The key is to start now and tackle your menu analysis and development in “bite-size” chunks. Breaking everything down into smaller steps will help you complete your analysis without taking too much time, energy or manpower away from daily executional needs.

Make sure the menu fits

Narrow the scope. With menu analysis and development, the focus must be on your core menu, those items that most directly define your brand and create a unique point of market differentiation. While a menu may include specials, limited-time offers or dining experiences such as wine dinners, the core menu is usually the 20-30 items that are the driving force of your organization. 

A core menu should be revised at least twice and up to four times a year. The first step to making updates is internal observation. Looking in first, via brief sharing sessions with your team, can help enable great execution once the holidays are over. Some things to consider:

  • Review guest feedback to see if you have remained “fresh” in the minds of your guests.
  • Conduct a session to review sales and profitability since your last revision.
  • Understand the operational impact of the existing menu and how changes would impact both front and back of house (staffing, training, workflow, etc.).

Examine external insights. Gather both competitive information and menu ideas. You may not be at the decision phase yet, so don’t set boundaries. Consider the following as you develop your ideas:

  • Trend vs. fad. Be thinking about consumer behavior and evolving trends over the long term, compared to fleeting behavior and trends related to recent news or popular entertainment. 
  • Brand alignment. Will the menu item you’re thinking about enrich or extend your brand?
  • Operational testing. Has the menu item or recipe actually been tested in a commercial kitchen?

Conduct a reality check

Before you go forward, keep these things in mind:

Be wary of whiplash. As a food industry pro, you’ll be tempted to see a landscape of possibilities and want to make big changes to your daily menu. But remember the idea of taking things in bite-size chunks? Here’s something to consider: The consumer may order from your menu, on average, a couple of times per month.

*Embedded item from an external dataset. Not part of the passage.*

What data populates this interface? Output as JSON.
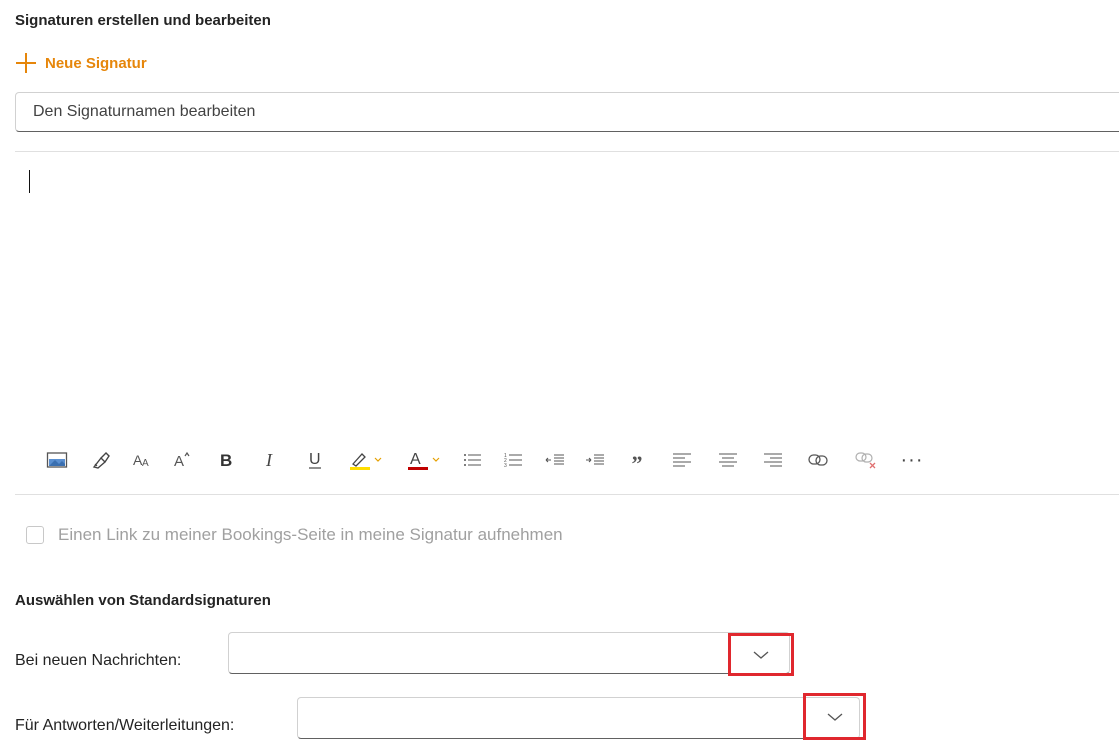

Applying this knowledge to the core menu suggests that subtle changes are best. Turning over the entire menu at once is like shuffling between classical music and classic rock on your music device. Too much change too fast leads to guest whiplash as they try to keep up with your appetite for change.

Let data drive decisions. Before you design and print your menu, conduct some form of analysis. Whether we admit it or not, we all play favorites. Analyzing data provides a reality check, letting real numbers and not emotional attachment determine the value of a menu item. It’s also critical to fully understand the method used in your analysis. If you trust the process used to collect the data, you can be more certain when making business decisions based on the outcome.

Seeing the big picture

The first step to accomplishing your menu goals is to set them. By always keeping the final result in mind, it’s easier to make good decisions about the details it takes to get there, such as training, design, print and pre-launch activities during the year. Slowing everything to bite-size bursts with intentional outcomes makes it possible to bring your teams together to share the workload.

Success during the busy months ahead and the time afterward means you have to execute during the fall/holiday season for sure, while also keeping your eyes on the horizon. You can be sure that’s what your competition is trying to do.

Get a handle on your menu

If you’d like to learn more about a menu development plan or the resources available to you as a Gordon Food Service customer, contact your Sales Representative. 

More articles on menu development

Menu & Brand Worksheet

Menu Development: What You Need to Consider

Key Considerations for Rolling Out Your Menu